Wednesday began another addition to Washington’s rich springtime postseasons, as the Lady Pack soccer and softball teams embarked on forays into the playoffs with home-field advantage.

But one team is missing. Washington’s baseball team, after hammering Northside 13-0 to win its Easter tournament, stumbled down the stretch. It went 2-5 with its two wins coming against the other two 2-A Eastern Carolina Conference teams that also missed the playoffs.

The Pam Pack knew the system. It knew its league ranking would determine whether or not there would be a postseason. It couldn’t get the job done as it finished 6-6 in arguably the state’s most loaded 2-A conference.

That means Washington shouldn’t be in the playoffs. It also means the system is broken.

The Pam Pack missed out despite being ranked No. 12 in the state in 2-A by the NCHSAA’s beloved MaxPreps system. That’s right. The 12th-ranked team didn’t get a bid into the 64-team field.

Mind you, Washington climbed as high as No. 1 in 2-A with a non-conference win at J. H. Rose earlier in the spring. Its 12 wins are as good or better than 11 of the 32 playoff teams in the east, which includes fellow ECC members South Lenoir and Greene Central. First Flight (12-8) finished the season about the same as the Pam Pack (12-7) and earned the No. 7 seed and a first-round home game.

The whole purpose of the postseason is to determine the state’s best team. Washington spent the entire season competing with the best teams in the state. It did so on the back of a pitching corps led by junior Campbell commit Logan Everette. It did so on the back of one of the state’s strongest infields. It endured the loss of senior outfielder Carson Asby. The defensive-minded group had seven regular players bat well over .300.

But here we are, with the postseason about to begin, and Washington is watching from the sidelines. Its resume is stronger than half the 2-A east field, but according to the system, the Pam Pack doesn’t deserve to compete for a championship.

The system is broken. The NCHSAA has tried time and again to find a scheme that works. This one doesn’t, so here’s one that’s simple enough: give each conference champion an automatic berth and seed the rest of the field from there. Let strength of schedule factor in. Reward teams for challenging stout non-conference teams. Don’t hold back a team like Washington that belongs to a strong conference while inherently rewarding those in weaker leagues — leagues that the NCHSAA determines.

Simply put, let the best teams compete for the right to call themselves the best.

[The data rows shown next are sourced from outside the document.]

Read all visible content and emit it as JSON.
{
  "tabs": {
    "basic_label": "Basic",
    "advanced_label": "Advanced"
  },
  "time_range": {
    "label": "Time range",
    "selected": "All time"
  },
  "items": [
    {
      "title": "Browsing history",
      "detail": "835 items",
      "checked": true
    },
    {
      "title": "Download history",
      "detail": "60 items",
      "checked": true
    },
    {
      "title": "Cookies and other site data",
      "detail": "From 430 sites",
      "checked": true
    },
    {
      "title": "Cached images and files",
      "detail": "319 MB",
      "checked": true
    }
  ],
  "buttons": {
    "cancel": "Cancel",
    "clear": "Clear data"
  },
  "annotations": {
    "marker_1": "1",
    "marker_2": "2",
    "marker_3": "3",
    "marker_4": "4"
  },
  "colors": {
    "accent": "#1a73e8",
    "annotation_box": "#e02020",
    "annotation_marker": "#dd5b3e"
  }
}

The most unfortunate part is that this likely provides no consolation to the Pam Pack seniors. Those players put in so much work to bring the program to this point, only for their careers to be ended prematurely.

That’s the toughest pill to swallow.